Earlier this year, IPS Executive Director Jahna Cedar spoke at the Our Community Grantmaking Intelligence Conference. Jahna was part of a three-person panel which sought to cast a spotlight on some of the biggest issues facing Australia and the world today, and what grantmakers can do to help.
Below, Jahna shares her responses to some of the questions asked at the conference. Her responses highlight the key ways in which grantmakers can increase accessibility of funding for First Nations people, and why it is becoming increasingly important to do so.
How can funders and grantmakers be more inclusive of First Nations people?
The opportunity to secure grants is integral to the establishment of many businesses seeking the initial capital to leverage for further investment. It allows for some quick wins, which in turn builds reputation and rapport in the market. It also allows business to demonstrate competitive advantage. The issue for many First Nations People is the competitiveness of non-Aboriginal people impeding and crowding in this space through black cladding.¹
Indigenous businesses need to start collaborating in order to reclaim their space. It comes back to self-determination and building economic sustainability. We are experts in our own right, with lived experience that we can utilise to support real and tangible change in community.
Every funder should take the following into consideration when developing programs to dispense funds to Aboriginal people:
What are three practical take-aways you would like to give grantmakers in addressing inclusivity of First Nations people?
Supply Nation’s ‘The Sleeping Giant’ report highlighted the social return on investment for Aboriginal and Torres Strait Islander peoples. Key findings of the report found that for every dollar of revenue raised, Certified Suppliers create $4.41 of economic and social value within their community. This was found to be even higher in small Indigenous businesses. Indigenous businesses were also found to employ more than 30 times the proportion of Indigenous people than other people, provide training to their staff and owners, employees and communities were found to be very proud of Indigenous businesses. Business owners were found to reinvest revenue directly into their community and provide generational security for their family.
What role do you see for “consumer voices” in grantmaking decision-making? Can a grantmaker give grants to the types of causes you support without a representative of those causes on the decision-making body?

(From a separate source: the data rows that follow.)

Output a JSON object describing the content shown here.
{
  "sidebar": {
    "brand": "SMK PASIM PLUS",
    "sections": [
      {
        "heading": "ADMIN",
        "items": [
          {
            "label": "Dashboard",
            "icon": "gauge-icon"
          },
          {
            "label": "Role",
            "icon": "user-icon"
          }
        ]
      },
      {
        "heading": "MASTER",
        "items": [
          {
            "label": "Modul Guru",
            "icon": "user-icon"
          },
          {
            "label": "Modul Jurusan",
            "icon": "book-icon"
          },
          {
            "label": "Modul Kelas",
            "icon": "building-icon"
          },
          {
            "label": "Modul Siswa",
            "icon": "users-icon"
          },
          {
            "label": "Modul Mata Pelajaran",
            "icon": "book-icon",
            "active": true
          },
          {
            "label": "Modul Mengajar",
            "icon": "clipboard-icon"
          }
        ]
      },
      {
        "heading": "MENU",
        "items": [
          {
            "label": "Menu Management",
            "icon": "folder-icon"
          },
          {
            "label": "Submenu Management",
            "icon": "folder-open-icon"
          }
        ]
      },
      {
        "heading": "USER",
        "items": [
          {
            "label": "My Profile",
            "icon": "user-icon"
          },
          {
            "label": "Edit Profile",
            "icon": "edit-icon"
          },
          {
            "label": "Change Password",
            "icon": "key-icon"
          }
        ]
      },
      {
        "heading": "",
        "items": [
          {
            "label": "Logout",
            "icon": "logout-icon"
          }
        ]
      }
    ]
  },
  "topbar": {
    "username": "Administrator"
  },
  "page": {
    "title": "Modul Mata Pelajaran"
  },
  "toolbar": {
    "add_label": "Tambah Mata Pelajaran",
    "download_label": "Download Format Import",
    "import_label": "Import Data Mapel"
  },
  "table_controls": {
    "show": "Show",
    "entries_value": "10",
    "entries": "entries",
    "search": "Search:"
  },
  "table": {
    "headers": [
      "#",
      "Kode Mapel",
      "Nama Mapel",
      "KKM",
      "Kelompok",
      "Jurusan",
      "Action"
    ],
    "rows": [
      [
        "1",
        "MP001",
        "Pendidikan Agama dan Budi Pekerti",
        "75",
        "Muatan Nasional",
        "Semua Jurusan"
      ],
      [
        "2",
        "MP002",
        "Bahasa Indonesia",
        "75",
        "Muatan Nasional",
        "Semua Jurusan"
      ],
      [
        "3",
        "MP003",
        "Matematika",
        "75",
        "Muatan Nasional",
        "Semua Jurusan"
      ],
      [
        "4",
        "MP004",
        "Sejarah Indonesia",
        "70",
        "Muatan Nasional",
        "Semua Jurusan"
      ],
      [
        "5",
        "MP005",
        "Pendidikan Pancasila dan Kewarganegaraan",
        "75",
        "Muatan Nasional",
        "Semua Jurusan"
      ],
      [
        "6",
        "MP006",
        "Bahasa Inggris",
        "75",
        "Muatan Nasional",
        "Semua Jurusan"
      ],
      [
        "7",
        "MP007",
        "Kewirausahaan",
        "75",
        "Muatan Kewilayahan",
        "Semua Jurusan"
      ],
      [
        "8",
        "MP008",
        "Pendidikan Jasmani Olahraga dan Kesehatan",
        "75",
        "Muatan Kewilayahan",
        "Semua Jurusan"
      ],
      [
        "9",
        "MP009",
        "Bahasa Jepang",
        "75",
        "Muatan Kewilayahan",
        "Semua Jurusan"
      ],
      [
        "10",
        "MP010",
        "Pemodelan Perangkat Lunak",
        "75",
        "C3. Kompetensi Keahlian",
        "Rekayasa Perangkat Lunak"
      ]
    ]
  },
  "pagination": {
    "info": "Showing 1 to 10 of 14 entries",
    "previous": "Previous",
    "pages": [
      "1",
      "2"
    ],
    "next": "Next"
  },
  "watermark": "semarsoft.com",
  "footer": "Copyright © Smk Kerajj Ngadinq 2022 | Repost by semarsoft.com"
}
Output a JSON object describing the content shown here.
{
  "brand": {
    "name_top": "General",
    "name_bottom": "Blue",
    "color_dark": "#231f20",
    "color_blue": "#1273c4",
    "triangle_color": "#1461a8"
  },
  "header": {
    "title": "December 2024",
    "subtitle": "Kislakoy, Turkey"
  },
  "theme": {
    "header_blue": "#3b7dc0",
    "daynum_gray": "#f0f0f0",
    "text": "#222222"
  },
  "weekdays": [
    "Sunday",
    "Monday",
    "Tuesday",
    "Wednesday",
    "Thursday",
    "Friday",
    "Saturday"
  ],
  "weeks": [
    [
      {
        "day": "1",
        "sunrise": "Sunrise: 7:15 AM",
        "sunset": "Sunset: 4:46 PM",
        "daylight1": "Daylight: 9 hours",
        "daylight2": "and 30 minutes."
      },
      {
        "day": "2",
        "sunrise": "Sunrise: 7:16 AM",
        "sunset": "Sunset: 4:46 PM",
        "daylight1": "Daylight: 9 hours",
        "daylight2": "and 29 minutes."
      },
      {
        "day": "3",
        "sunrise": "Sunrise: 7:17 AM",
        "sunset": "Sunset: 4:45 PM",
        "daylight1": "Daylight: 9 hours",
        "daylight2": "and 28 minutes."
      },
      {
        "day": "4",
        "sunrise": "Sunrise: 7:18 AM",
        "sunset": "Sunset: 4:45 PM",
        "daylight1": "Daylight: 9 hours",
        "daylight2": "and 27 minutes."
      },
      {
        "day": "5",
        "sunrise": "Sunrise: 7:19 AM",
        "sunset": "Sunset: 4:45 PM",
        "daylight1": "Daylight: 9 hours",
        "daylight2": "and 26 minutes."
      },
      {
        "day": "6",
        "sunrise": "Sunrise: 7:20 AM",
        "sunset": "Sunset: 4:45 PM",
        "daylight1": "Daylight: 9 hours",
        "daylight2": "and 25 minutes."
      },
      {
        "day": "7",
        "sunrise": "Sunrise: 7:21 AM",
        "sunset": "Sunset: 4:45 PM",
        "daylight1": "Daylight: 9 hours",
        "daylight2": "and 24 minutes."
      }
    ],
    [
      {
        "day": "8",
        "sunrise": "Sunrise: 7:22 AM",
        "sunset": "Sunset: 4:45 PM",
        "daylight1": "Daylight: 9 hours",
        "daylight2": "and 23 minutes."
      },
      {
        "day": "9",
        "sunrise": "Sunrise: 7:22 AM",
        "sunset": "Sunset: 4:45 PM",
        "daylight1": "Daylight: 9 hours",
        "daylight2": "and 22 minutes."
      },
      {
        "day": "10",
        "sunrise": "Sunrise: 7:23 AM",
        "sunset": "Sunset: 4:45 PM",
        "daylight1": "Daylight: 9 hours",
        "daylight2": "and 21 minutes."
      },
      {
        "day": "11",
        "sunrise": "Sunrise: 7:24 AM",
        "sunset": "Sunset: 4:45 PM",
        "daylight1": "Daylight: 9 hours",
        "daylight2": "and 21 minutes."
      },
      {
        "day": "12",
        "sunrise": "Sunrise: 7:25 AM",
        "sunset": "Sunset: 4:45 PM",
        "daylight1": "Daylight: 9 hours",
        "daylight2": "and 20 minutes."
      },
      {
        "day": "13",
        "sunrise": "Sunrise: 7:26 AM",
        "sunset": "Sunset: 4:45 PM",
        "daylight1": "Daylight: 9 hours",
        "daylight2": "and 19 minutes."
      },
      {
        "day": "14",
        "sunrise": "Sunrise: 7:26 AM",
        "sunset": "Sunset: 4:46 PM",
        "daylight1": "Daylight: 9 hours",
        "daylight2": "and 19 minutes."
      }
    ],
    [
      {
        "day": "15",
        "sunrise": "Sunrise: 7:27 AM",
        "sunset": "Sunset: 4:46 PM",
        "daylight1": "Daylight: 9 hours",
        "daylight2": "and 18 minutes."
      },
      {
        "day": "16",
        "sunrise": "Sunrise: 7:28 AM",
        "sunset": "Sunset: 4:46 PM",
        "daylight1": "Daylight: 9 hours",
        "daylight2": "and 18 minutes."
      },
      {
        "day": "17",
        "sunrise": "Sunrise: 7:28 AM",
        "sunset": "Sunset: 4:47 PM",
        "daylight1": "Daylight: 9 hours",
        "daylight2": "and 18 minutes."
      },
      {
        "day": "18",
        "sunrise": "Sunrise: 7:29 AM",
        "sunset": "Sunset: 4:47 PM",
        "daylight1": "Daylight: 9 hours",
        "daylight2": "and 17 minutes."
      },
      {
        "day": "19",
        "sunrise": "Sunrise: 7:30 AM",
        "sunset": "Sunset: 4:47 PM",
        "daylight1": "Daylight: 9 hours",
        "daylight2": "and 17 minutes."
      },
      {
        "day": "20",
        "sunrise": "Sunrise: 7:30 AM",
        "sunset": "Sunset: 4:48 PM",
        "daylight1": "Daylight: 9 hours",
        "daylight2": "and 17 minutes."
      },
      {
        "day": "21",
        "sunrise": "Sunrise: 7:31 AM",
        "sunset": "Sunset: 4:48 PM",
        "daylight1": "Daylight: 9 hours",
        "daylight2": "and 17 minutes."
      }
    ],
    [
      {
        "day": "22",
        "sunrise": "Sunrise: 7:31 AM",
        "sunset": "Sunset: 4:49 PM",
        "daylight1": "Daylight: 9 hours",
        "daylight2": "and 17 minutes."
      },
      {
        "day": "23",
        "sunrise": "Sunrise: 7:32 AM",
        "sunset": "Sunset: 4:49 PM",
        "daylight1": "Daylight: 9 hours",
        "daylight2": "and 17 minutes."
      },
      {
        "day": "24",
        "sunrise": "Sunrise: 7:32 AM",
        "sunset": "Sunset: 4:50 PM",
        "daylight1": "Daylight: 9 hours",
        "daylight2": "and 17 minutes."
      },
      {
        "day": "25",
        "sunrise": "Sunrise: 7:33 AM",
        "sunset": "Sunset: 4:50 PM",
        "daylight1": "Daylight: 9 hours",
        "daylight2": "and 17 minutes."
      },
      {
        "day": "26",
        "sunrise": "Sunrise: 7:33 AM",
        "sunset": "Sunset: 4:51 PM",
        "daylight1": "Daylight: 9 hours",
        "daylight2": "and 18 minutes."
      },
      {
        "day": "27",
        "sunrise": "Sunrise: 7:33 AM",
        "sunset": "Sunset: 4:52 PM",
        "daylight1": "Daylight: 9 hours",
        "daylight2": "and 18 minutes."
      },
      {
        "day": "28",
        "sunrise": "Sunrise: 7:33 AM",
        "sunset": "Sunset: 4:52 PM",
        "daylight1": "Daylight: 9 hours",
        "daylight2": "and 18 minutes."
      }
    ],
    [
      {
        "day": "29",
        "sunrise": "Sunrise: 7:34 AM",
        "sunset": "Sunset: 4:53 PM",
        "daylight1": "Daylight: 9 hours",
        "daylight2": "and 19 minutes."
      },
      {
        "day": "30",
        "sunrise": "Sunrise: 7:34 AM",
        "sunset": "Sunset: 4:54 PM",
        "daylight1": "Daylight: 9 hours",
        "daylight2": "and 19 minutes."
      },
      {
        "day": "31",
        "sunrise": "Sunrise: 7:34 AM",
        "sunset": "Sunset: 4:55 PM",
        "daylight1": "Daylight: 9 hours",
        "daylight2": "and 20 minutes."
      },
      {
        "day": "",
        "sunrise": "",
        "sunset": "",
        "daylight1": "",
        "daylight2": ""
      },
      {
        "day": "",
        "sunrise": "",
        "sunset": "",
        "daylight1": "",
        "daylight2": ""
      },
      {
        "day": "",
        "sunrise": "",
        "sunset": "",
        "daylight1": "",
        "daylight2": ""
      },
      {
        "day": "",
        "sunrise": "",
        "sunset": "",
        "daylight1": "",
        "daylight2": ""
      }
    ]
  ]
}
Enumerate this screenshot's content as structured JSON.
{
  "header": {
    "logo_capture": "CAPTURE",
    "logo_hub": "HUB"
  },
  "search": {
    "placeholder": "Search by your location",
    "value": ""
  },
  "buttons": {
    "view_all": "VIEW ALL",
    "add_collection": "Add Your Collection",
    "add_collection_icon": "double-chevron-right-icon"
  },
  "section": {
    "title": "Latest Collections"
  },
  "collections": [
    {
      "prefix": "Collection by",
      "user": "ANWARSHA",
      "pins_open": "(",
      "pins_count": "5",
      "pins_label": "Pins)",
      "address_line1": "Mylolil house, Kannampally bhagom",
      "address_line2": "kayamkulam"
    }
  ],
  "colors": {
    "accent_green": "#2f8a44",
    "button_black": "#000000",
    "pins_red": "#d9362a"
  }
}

A key to inclusion is in facilitating an Indigenous-led, designed and built solution.
Co-design is about working together differently, with those affected by decisions involved in its design. The co-design approach is about power sharing, creating different norms, building on strengths, mutual learning and sharing knowledge. It brings together new perspectives and reframes thinking, respecting Indigenous methodologies and terms of reference. It is crucial that these voices are at the decision-making table.
¹. Black Cladding: the practice of a non-Indigenous business entity or individual taking unfair advantage of an Indigenous business entity or individual for the purpose of gaining access to otherwise inaccessible Indigenous procurement policies or contracts. - Supply Nation).
IPS is a Supply Nation Certified business. We specialise in Indigenous capacity building and engagement services. To find out more, head to our Indigenous Advisory page.